━━━ Record set
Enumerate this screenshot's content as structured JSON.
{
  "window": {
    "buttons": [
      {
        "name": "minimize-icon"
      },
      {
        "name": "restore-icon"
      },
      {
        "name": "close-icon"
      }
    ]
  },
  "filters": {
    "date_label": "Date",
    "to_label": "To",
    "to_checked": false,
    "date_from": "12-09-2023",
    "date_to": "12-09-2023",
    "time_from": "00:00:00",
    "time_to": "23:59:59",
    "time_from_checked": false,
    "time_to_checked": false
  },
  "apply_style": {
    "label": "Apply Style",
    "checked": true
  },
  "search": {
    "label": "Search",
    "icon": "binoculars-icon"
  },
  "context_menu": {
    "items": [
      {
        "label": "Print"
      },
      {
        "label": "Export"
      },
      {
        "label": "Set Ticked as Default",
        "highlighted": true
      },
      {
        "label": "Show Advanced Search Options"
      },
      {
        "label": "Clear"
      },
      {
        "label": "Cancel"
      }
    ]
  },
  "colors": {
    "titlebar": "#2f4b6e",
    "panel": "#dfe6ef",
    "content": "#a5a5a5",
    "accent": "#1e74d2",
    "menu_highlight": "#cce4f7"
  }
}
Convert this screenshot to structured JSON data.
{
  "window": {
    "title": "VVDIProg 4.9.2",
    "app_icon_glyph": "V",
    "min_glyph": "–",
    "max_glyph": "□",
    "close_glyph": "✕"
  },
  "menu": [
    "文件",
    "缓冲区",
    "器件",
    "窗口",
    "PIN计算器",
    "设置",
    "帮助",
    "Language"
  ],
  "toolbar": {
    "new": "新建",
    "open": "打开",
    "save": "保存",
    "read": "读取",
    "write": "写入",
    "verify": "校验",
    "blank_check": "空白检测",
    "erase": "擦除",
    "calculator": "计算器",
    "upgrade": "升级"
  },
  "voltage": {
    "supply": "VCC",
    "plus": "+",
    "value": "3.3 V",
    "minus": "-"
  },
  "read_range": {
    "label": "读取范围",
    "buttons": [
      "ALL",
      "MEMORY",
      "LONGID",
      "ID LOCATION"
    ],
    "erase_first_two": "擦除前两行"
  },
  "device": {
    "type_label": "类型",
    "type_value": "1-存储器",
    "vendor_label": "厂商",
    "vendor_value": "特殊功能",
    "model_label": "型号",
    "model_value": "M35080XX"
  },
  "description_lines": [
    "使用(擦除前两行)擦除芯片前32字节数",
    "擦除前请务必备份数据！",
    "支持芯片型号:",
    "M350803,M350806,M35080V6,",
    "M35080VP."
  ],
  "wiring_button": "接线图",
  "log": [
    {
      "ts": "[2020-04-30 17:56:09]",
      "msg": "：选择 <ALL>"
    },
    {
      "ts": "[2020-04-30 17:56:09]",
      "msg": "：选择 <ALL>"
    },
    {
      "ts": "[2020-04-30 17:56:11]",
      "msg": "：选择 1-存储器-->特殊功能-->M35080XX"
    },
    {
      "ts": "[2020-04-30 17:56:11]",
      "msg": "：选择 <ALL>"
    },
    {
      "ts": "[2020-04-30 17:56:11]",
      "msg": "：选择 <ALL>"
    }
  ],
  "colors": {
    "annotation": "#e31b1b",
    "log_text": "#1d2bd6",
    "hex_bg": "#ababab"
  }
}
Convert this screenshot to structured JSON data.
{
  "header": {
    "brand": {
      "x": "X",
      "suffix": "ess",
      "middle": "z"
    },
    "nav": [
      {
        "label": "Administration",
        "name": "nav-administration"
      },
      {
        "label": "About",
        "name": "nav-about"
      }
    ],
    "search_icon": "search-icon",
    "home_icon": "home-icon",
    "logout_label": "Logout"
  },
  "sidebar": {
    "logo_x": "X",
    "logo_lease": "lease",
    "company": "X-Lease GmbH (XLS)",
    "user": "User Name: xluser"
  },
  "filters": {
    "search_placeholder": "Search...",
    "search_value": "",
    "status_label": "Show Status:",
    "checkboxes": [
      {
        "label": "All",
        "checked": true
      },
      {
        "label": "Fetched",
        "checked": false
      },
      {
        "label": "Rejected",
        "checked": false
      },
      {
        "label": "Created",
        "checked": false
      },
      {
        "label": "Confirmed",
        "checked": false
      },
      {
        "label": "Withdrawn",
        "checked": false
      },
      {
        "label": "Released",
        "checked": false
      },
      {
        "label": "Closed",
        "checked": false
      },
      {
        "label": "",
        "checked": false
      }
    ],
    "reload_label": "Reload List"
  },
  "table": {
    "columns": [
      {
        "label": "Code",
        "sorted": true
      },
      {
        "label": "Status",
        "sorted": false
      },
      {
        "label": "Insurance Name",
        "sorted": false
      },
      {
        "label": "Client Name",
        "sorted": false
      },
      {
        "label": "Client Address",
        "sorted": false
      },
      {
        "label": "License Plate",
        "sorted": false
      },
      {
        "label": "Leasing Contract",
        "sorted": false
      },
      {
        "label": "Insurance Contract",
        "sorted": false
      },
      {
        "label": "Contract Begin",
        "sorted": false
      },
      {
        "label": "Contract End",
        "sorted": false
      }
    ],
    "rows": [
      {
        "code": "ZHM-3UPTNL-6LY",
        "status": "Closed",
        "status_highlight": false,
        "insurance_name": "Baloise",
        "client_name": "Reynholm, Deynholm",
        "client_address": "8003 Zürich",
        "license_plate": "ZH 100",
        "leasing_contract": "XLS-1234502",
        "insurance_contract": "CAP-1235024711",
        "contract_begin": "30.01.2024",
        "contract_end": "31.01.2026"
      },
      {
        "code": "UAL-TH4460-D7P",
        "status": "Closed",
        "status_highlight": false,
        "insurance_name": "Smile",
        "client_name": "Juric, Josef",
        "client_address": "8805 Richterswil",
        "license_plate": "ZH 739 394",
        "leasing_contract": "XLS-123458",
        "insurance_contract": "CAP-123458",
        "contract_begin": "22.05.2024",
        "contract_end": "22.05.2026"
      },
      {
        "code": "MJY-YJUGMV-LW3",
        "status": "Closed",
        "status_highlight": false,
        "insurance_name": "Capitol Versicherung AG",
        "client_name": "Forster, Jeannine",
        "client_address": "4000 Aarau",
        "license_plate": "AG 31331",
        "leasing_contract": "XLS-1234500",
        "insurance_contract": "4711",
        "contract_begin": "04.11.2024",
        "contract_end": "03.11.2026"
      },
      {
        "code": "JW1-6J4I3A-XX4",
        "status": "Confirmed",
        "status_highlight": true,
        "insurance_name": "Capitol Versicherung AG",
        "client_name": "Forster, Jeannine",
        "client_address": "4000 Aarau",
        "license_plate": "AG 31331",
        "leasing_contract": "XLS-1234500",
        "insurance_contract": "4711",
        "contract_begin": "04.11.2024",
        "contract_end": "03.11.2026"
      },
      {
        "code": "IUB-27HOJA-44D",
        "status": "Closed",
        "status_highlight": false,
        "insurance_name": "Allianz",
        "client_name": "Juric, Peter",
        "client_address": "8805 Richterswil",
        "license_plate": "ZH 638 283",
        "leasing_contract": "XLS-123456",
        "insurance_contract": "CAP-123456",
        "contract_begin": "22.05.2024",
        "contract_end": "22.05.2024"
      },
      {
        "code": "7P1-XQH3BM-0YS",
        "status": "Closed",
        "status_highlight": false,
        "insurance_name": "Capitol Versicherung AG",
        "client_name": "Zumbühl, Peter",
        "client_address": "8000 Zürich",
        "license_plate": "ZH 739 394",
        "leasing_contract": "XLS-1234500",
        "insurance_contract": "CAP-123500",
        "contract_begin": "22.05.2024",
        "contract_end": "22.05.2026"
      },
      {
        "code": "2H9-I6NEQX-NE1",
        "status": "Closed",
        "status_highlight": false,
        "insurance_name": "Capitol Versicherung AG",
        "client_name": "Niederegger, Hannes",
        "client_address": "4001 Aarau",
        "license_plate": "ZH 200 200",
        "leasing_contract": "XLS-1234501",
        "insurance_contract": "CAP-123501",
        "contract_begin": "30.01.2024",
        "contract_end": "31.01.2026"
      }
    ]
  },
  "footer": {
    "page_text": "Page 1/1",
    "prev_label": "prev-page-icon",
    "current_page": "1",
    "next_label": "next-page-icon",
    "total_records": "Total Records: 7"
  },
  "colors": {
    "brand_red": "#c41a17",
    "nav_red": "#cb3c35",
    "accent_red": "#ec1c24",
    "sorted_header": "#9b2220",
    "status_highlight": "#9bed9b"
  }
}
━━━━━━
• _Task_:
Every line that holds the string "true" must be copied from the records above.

• _Response area_:
    "checked": true
        "highlighted": true
        "checked": true
        "sorted": true
        "status_highlight": true,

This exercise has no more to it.